> [What you will do]
Line by line, print the records exactly, and keep images out of the copy.

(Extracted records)

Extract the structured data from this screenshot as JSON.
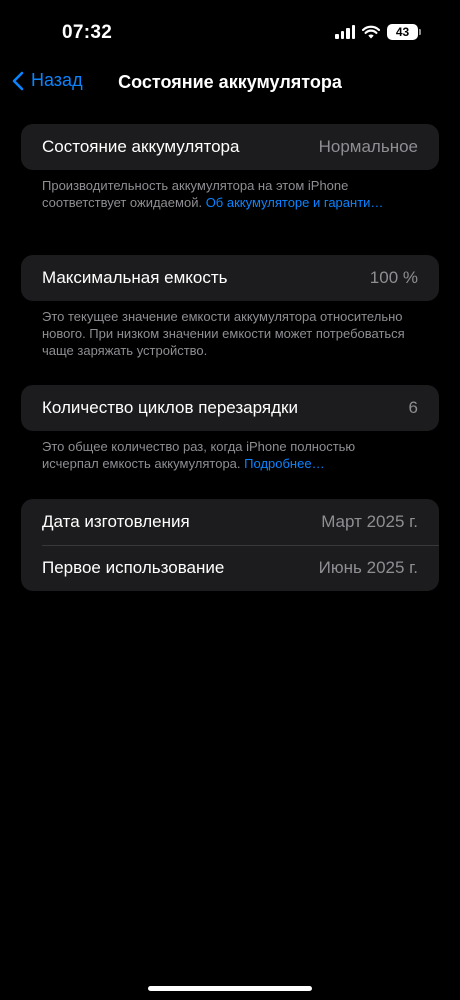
{
  "status_bar": {
    "time": "07:32",
    "battery_level": "43",
    "icons": [
      "signal-icon",
      "wifi-icon",
      "battery-icon"
    ]
  },
  "nav": {
    "back_label": "Назад",
    "title": "Состояние аккумулятора"
  },
  "sections": {
    "health": {
      "label": "Состояние аккумулятора",
      "value": "Нормальное",
      "footnote": "Производительность аккумулятора на этом iPhone соответствует ожидаемой.",
      "link": "Об аккумуляторе и гаранти…"
    },
    "capacity": {
      "label": "Максимальная емкость",
      "value": "100 %",
      "footnote": "Это текущее значение емкости аккумулятора относительно нового. При низком значении емкости может потребоваться чаще заряжать устройство."
    },
    "cycles": {
      "label": "Количество циклов перезарядки",
      "value": "6",
      "footnote": "Это общее количество раз, когда iPhone полностью исчерпал емкость аккумулятора.",
      "link": "Подробнее…"
    },
    "dates": {
      "manufacture_label": "Дата изготовления",
      "manufacture_value": "Март 2025 г.",
      "first_use_label": "Первое использование",
      "first_use_value": "Июнь 2025 г."
    }
  },
  "colors": {
    "accent": "#0a84ff",
    "cell_background": "#1c1c1e",
    "secondary_text": "#8e8e93",
    "background": "#000000"
  }
}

> [Reply to the task]
Extract the structured data from this screenshot as JSON.
{
  "status_bar": {
    "time": "07:32",
    "battery_level": "43",
    "icons": [
      "signal-icon",
      "wifi-icon",
      "battery-icon"
    ]
  },
  "nav": {
    "back_label": "Назад",
    "title": "Состояние аккумулятора"
  },
  "sections": {
    "health": {
      "label": "Состояние аккумулятора",
      "value": "Нормальное",
      "footnote": "Производительность аккумулятора на этом iPhone соответствует ожидаемой.",
      "link": "Об аккумуляторе и гаранти…"
    },
    "capacity": {
      "label": "Максимальная емкость",
      "value": "100 %",
      "footnote": "Это текущее значение емкости аккумулятора относительно нового. При низком значении емкости может потребоваться чаще заряжать устройство."
    },
    "cycles": {
      "label": "Количество циклов перезарядки",
      "value": "6",
      "footnote": "Это общее количество раз, когда iPhone полностью исчерпал емкость аккумулятора.",
      "link": "Подробнее…"
    },
    "dates": {
      "manufacture_label": "Дата изготовления",
      "manufacture_value": "Март 2025 г.",
      "first_use_label": "Первое использование",
      "first_use_value": "Июнь 2025 г."
    }
  },
  "colors": {
    "accent": "#0a84ff",
    "cell_background": "#1c1c1e",
    "secondary_text": "#8e8e93",
    "background": "#000000"
  }
}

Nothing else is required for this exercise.